Kristi shared with us how telling your story can help you as much as it supports others.
Tell us about Finding Ninee and the Middle World.
When my son was two, we had his regular check-up. I’d mentioned that he wasn’t talking, and his doctor told me that was okay. After all, he’d been at home with me and “didn’t need to speak,” as I knew what he wanted. That year, I’d planned a trip away from my son for the first time, and worried whether my husband would be able to care for our son alone. Continue reading
I couldn’t stop staring at two words on my computer screen: Intellectual Disability. After 5 years of doctor appointments, tests and more tests, we had several conditions finally diagnosed for our daughter.
Our search included two neurologists, two geneticists, pediatricians and development delay specialists that spanned two states. It’d been a long journey to diagnosis and after talking with other special needs parents, I learned that’s kind of the norm. It can take several years to diagnose a child who has disabilities. It’s like a puzzle and every appointment or phone call provides a piece of hope you’ll find an answer or in our case answers. Continue reading
Our Parenting Curve Ball – Part I was about the waiting game before taking our girl for an MRI. I was actually a wreck. No matter how much you focus or keep positive thoughts, there’s a reality check that goes through your mind when you are faced with a test like an MRI. At least that was how I felt.
The MRI went well. It actually went very fast that morning which confirmed my theory about how often the anxiousness before something happens is much worse than it actually happening. Continue reading

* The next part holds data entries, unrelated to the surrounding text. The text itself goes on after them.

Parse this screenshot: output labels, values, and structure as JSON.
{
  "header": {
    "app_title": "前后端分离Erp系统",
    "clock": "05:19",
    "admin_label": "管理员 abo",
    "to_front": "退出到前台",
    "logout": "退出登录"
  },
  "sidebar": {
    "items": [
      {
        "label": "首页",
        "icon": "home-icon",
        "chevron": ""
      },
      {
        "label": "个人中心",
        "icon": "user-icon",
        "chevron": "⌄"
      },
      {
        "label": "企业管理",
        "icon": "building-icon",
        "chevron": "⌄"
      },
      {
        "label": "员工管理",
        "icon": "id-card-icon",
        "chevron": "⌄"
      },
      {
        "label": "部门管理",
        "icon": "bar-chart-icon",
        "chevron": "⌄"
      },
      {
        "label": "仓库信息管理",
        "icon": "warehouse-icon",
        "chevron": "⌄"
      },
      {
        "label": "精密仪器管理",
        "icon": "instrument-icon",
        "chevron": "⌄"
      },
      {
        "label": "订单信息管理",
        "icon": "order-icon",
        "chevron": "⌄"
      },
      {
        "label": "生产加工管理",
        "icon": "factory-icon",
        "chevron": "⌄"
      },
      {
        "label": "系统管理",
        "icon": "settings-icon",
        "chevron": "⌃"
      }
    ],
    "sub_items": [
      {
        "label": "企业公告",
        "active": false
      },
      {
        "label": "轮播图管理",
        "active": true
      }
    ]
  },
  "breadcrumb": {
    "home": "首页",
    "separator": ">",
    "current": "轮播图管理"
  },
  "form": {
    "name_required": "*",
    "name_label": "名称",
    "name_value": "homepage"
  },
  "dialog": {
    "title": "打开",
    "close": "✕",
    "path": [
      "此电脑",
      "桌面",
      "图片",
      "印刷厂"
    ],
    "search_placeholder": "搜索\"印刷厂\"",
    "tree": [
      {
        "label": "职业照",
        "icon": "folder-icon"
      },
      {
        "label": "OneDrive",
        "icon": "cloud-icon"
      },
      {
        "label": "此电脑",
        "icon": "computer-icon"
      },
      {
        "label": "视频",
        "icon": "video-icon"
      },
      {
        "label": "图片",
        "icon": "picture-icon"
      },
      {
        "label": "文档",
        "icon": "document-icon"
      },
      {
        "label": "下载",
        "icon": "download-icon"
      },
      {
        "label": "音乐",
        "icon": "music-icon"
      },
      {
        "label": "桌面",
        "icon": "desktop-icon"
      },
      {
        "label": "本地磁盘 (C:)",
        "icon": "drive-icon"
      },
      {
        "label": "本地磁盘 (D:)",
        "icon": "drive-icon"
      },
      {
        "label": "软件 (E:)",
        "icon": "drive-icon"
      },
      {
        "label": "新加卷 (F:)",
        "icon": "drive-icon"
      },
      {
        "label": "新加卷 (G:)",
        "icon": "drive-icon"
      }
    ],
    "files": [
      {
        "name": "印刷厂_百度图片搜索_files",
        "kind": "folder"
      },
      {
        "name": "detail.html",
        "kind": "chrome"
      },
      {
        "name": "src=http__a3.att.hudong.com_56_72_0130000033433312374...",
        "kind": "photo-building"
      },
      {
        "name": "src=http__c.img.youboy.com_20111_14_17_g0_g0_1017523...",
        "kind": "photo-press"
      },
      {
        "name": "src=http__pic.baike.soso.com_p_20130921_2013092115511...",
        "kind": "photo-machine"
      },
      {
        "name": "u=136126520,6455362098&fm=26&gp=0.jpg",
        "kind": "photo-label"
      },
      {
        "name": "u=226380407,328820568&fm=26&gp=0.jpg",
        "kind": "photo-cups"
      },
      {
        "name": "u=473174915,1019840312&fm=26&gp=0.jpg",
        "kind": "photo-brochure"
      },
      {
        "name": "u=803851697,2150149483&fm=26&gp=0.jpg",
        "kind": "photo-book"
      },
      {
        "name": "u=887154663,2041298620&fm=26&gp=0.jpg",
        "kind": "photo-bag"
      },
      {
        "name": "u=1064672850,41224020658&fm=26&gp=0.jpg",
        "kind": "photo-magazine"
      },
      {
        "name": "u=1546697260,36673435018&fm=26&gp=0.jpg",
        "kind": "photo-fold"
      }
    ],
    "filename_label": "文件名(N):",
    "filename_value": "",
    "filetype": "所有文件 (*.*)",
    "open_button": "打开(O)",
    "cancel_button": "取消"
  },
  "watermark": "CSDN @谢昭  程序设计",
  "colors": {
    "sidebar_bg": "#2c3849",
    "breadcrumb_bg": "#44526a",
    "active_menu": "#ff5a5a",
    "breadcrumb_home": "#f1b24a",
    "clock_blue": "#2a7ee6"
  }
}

Sometimes life throws a curve ball and you have to figure out whether to swing or drop the bat to run away. We all handle things differently, don’t we? Since my sister passed away almost 5 years ago, life curve balls are a bit harder for me to swing at. That was a pretty huge life curve back then so I figured I met my quota. Not so. And I realize that was kind of naive of me.
I find that writing is a great way for me to get my feelings out and instead of a private journal, blogging became such a valuable support network for me. I love it because my blog is a way to help support others. Continue reading
Part I of our story left off with a couple of unanswered questions regarding my little boo’s high fever.
Why the fever?
Why had the fever and illness lasted so long?
With medication controlling her seizures and fever reducers working, we were waiting to hear back from three doctors. The CT Scan came back normal… thank God! Next hurdle was the EEG. We were anticipating one of the doctors would tell us the news within the evening. Continue reading